▶ _Task brief_
When a line in the entries contains the word "Grading", copy that line in full.

▶ _Dataset excerpts_
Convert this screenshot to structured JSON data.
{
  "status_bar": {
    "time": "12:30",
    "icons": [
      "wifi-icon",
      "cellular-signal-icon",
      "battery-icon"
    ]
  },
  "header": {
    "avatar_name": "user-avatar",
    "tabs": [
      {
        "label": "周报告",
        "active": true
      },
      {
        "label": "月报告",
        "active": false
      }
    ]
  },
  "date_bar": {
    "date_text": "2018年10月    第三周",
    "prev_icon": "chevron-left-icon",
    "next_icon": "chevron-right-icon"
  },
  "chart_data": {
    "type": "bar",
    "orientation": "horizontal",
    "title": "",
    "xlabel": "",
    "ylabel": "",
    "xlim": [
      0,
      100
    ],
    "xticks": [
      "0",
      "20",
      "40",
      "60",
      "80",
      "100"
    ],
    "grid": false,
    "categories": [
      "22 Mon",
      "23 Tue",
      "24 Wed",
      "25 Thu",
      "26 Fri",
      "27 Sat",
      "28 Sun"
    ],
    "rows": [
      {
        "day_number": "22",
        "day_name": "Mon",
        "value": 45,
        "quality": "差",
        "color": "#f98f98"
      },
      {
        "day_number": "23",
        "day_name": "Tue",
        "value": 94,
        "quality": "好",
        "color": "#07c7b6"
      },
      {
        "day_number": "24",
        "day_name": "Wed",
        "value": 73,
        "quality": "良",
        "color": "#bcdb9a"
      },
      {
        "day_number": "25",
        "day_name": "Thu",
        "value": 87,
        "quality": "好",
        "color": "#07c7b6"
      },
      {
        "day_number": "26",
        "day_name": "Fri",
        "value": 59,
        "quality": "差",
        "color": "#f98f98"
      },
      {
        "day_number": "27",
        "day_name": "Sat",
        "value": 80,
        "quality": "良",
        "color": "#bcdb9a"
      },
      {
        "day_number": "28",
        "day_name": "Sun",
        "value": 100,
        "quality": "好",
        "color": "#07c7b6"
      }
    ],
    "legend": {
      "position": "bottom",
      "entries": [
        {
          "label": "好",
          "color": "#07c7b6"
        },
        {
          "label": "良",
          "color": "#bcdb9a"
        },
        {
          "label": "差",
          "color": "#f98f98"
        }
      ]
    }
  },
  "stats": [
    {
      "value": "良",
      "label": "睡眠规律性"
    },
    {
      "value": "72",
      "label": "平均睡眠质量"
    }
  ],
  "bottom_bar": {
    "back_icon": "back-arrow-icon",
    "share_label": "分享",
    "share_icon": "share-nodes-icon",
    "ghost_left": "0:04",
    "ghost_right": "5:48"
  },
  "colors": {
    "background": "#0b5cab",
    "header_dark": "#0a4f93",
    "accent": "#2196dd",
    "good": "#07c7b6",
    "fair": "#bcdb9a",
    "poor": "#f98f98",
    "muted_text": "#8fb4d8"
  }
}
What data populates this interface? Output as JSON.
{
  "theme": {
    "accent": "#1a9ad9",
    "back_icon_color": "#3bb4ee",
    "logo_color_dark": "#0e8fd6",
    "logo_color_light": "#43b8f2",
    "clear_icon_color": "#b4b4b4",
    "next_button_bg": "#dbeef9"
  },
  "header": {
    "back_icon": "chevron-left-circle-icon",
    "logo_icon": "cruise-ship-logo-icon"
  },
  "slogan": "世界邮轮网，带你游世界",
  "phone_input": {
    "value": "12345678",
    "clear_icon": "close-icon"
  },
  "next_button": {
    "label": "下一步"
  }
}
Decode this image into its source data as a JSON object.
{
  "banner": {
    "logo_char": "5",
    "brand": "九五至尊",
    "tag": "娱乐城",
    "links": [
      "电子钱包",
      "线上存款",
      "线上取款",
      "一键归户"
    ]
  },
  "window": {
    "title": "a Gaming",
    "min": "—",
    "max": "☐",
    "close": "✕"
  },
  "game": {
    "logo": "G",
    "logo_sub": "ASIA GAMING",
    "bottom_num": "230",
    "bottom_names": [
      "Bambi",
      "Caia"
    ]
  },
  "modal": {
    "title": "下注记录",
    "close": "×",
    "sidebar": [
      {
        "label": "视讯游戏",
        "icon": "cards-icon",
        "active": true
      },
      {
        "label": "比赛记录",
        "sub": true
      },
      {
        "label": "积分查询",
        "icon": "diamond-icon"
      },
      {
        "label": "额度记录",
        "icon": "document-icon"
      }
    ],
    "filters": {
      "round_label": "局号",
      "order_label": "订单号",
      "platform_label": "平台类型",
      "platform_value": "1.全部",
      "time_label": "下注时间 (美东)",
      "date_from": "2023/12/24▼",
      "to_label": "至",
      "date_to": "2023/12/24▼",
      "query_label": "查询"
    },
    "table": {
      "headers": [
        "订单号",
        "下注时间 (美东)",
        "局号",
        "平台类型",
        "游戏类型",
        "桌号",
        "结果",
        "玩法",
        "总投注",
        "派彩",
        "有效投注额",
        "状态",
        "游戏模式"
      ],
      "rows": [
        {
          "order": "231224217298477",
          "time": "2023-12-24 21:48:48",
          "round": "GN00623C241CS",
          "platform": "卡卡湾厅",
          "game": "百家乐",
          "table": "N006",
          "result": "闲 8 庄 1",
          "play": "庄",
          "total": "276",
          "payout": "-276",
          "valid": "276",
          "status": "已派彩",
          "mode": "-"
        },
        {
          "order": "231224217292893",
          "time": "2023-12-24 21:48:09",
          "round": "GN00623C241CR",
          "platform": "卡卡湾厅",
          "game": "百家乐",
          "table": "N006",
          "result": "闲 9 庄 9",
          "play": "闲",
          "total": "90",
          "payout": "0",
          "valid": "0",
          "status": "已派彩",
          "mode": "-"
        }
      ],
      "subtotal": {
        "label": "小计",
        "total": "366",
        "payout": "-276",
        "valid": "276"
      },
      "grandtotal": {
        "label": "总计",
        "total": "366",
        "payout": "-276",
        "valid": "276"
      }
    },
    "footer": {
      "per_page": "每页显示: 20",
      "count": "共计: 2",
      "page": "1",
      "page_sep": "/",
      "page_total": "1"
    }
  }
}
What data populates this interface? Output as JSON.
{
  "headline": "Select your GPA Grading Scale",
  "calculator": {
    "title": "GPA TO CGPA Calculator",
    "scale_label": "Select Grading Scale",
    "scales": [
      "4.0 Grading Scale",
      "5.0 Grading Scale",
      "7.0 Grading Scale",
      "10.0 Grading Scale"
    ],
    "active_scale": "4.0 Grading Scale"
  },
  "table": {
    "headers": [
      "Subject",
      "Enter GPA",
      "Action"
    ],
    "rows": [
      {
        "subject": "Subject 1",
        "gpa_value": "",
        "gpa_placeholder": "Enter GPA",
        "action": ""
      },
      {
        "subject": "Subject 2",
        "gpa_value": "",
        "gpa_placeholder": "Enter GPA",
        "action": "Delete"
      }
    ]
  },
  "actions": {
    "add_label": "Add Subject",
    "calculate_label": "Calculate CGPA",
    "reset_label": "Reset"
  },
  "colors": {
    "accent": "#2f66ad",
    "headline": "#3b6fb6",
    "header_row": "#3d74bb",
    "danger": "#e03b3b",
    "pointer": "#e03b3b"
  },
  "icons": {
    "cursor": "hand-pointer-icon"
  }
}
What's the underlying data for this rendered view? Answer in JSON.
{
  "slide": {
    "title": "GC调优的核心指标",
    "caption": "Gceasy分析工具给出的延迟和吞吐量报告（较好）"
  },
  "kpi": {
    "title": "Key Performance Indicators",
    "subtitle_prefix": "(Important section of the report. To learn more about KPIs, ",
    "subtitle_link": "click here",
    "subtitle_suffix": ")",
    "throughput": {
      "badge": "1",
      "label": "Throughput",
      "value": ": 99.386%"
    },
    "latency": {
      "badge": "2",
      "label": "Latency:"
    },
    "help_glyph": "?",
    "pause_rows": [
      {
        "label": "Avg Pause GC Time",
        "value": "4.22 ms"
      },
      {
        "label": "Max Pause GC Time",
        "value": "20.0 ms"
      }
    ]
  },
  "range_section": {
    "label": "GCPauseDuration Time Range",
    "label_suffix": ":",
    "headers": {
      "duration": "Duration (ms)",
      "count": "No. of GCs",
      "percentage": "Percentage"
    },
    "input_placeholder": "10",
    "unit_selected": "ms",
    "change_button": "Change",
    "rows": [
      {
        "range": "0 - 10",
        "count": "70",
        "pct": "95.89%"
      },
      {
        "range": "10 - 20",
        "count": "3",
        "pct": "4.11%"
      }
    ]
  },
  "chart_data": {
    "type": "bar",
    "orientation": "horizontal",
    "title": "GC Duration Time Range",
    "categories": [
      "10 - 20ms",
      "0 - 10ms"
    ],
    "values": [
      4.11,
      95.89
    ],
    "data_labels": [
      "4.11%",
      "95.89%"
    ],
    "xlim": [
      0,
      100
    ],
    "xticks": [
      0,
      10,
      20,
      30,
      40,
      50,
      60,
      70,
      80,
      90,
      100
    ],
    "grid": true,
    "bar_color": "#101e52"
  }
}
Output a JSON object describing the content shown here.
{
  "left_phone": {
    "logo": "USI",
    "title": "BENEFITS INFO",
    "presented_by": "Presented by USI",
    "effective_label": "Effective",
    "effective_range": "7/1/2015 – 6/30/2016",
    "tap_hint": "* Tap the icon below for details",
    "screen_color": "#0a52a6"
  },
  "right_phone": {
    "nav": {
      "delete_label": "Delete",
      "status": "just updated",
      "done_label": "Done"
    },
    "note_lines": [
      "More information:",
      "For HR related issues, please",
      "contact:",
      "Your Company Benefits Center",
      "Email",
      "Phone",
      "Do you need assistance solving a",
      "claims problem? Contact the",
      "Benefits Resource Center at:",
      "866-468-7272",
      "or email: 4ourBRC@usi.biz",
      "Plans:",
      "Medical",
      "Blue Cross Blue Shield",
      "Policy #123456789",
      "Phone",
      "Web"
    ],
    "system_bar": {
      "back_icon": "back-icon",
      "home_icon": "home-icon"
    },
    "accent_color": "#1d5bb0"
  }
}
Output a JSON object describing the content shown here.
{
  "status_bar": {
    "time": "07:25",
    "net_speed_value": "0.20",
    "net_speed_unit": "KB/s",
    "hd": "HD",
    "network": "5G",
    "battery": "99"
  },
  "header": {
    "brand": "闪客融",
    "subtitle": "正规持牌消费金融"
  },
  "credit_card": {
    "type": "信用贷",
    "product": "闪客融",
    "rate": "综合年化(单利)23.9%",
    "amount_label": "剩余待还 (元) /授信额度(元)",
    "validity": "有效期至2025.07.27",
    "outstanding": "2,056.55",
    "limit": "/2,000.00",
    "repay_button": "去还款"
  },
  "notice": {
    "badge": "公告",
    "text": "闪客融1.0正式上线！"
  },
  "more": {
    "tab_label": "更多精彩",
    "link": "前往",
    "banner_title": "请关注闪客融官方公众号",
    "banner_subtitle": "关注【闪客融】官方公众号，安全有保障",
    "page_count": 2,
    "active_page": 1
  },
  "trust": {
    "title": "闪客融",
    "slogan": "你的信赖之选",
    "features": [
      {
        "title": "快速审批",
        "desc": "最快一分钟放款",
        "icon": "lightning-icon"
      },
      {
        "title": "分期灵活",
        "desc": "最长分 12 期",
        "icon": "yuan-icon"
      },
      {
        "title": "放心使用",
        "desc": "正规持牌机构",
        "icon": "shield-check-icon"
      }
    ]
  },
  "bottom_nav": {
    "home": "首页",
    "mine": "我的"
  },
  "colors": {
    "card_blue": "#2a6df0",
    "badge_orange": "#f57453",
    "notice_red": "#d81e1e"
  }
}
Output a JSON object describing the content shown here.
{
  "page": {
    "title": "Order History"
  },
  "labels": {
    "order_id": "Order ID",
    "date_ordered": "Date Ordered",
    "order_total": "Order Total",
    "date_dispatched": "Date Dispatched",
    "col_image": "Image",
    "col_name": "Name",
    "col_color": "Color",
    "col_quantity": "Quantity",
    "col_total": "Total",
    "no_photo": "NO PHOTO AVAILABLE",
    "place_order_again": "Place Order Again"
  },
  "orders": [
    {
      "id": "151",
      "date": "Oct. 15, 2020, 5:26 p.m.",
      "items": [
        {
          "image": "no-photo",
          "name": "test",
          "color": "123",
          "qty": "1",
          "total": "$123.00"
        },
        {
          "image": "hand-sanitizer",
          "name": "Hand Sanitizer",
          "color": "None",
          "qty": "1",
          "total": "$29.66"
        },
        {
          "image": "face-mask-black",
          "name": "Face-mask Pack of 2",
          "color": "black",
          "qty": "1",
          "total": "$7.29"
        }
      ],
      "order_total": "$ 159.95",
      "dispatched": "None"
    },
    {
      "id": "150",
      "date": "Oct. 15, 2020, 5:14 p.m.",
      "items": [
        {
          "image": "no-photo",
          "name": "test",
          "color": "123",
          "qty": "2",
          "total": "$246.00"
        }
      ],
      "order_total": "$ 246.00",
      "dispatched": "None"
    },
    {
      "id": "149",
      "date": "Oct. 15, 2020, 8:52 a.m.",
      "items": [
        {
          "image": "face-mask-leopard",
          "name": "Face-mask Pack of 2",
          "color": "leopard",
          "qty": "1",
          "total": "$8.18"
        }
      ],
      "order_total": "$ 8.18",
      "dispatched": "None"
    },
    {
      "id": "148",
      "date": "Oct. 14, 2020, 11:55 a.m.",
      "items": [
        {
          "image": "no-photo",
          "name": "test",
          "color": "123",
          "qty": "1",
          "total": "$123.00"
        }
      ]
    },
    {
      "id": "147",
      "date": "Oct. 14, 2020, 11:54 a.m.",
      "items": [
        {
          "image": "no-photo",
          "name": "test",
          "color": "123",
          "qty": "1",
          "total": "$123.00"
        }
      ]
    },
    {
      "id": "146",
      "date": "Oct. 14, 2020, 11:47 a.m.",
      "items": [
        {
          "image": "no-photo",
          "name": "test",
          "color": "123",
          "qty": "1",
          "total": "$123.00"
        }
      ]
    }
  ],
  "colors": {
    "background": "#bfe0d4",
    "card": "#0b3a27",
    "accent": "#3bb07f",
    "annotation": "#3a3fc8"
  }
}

▶ _Task output_
  "headline": "Select your GPA Grading Scale",
    "scale_label": "Select Grading Scale",
      "4.0 Grading Scale",
      "5.0 Grading Scale",
      "7.0 Grading Scale",
      "10.0 Grading Scale"
    "active_scale": "4.0 Grading Scale"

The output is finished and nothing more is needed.